For fans of Intervals, Plini, Polyphia, Periphery, CHON
The Dead Centuries have a new standalone single out entitled “Pop A Soda”, it is the first track to be released from the band with guitarist Jacob McSheffrey as a writer. It’s the first step in the direction of more hook oriented, catchy songs.
“We’re extremely excited to release this track as we feel it marks a big step forward in terms of songwriting, composition, playing, and production. We think the sonic depth in “Pop A Soda” is more interesting, ear-catching, and rewarding than previous efforts from the band, and we think listeners will love the caliber of this track. The inclusion of Jacob Umansky (Intervals/JIA) on bass brings another element to the track that helped us get closer to our vision.”
“Pop A Soda” was recorded in Jacob’s home studio, with the exception of bass, which was written and performed by Jacob Umanksy of Intervals.
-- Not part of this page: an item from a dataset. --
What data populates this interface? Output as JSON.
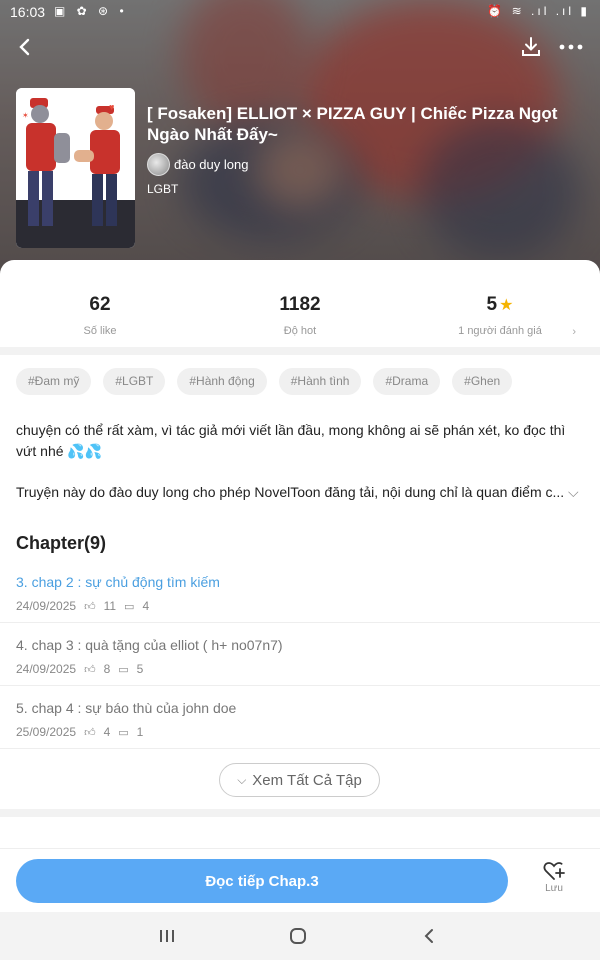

The band reached out to Jacob via email asking if he would provide bass for the track, sent the track over and what you hear on the track is the first take that he sent them. Jacob also provided a video clip of him playing a section of the track, which highlights his unique approach to playing bass.
The Dead Centuries released an EP in 2018, “Race Against Time” and in their opinion, this single is the best material the band has released to date. It is energetic, upbeat, and technical and builds upon the foundation of “Race Against Time” to add more melody, hooks, and catchy riffs, which is what fans have come to expect from The Dead Centuries.
More is to come from The Dead Centuries, as they plan to continue to release singles to keep new fresh music coming to fans, reflecting their ever-evolving approach to music and songwriting.
For fans of Intervals, Plini and Polyphia the video for “Pop A Soda” is on YouTube – HERE.
Bass clip of Jacob Umansky (INTERVALS) – HERE.
Visionary and highly influential writer Michael Moorcock, who worked with the bands Hawkwind and Blue Oyster Cult, memorably stated that ‘it is the business of the future to be dangerous.’
Ottawa three-piece The Dead Centuries are both futuristic and dangerous…which is as it should be. Influenced by Protest The Hero, Periphery, Paul Gilbert, Sithu Aye and Intervals, The Dead Centuries can easily hold their heads up in such exalted company. In their current form, The Dead Centuries compose and perform technically precise instrumental music, rich in virtuosity, melody, compositional skills, and most importantly…they create superb music to listen to. This isn’t the sound of three musicians showing off their undoubted skills, rather they are serving their songs above all else, with every fiber of their beings, every neuron firing in their minds, every tendon in their bodies.
In a sense, it is as if the three musicians that make up The Dead Centuries have become one mind in their own music! Adam Tremblett describes the sound of The Dead Centuries as “technical, melodic, energetic, heavy, precise.” Indeed The Dead Centuries are so precise, they are like some kind of cosmic clock; they are always on time.
The Dead Centuries had a natural evolution into the special band they are now, originally consisting of two guitarists, a bassist, female vocalist, and drummer; as members leftover time, those that remained rose to the occasion and created more technical and original music.